J.B., 721 F.3d at 595). Plaintiffs argue in the
alternative that if exhaustion is required, an unenumerated
exception to the exhaustion requirement should apply because
plaintiffs seek relief unavailable under the IDEA, an
argument that we rejected in J.M. Id. at 950-51.
further argue that an exception should apply to the
exhaustion requirement because Rockwood was not a proper
party to the due process complaint and would have been
summarily dismissed from any administrative proceedings. In
support of this argument, plaintiffs cite Missouri Revised
Statute § 162.890, which states in relevant part that
"neither the state board of education nor any school
district within the special district shall be required to
establish schools or classes for the training or education of
handicapped or severely handicapped children under any other
existing law[.]" Plaintiffs do not explain why this
statute would prohibit Rockwood from participating in
administrative proceedings in light of its alleged denial of
a public education stemming from its expulsion decision.
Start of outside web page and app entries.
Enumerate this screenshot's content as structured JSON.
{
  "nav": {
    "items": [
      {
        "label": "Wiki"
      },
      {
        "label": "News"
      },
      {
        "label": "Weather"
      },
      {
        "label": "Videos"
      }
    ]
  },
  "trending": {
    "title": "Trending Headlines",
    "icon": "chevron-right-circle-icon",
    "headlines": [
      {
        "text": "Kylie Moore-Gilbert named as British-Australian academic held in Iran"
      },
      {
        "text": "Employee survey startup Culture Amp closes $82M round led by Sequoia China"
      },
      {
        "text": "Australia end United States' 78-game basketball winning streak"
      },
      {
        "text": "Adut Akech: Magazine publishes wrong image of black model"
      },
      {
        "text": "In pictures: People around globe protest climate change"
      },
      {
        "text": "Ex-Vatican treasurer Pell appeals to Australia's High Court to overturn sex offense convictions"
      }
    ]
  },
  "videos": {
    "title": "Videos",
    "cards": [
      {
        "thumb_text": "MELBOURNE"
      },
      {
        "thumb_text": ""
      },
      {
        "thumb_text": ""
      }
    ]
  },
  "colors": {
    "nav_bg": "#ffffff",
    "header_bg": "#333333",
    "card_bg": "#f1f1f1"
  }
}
A
hearing held under either the IDEA or the due process
procedures outlined in Goss v. Lopez, 419 U.S. 565
(1975)-even if resulting in Rockwood's dismissal-would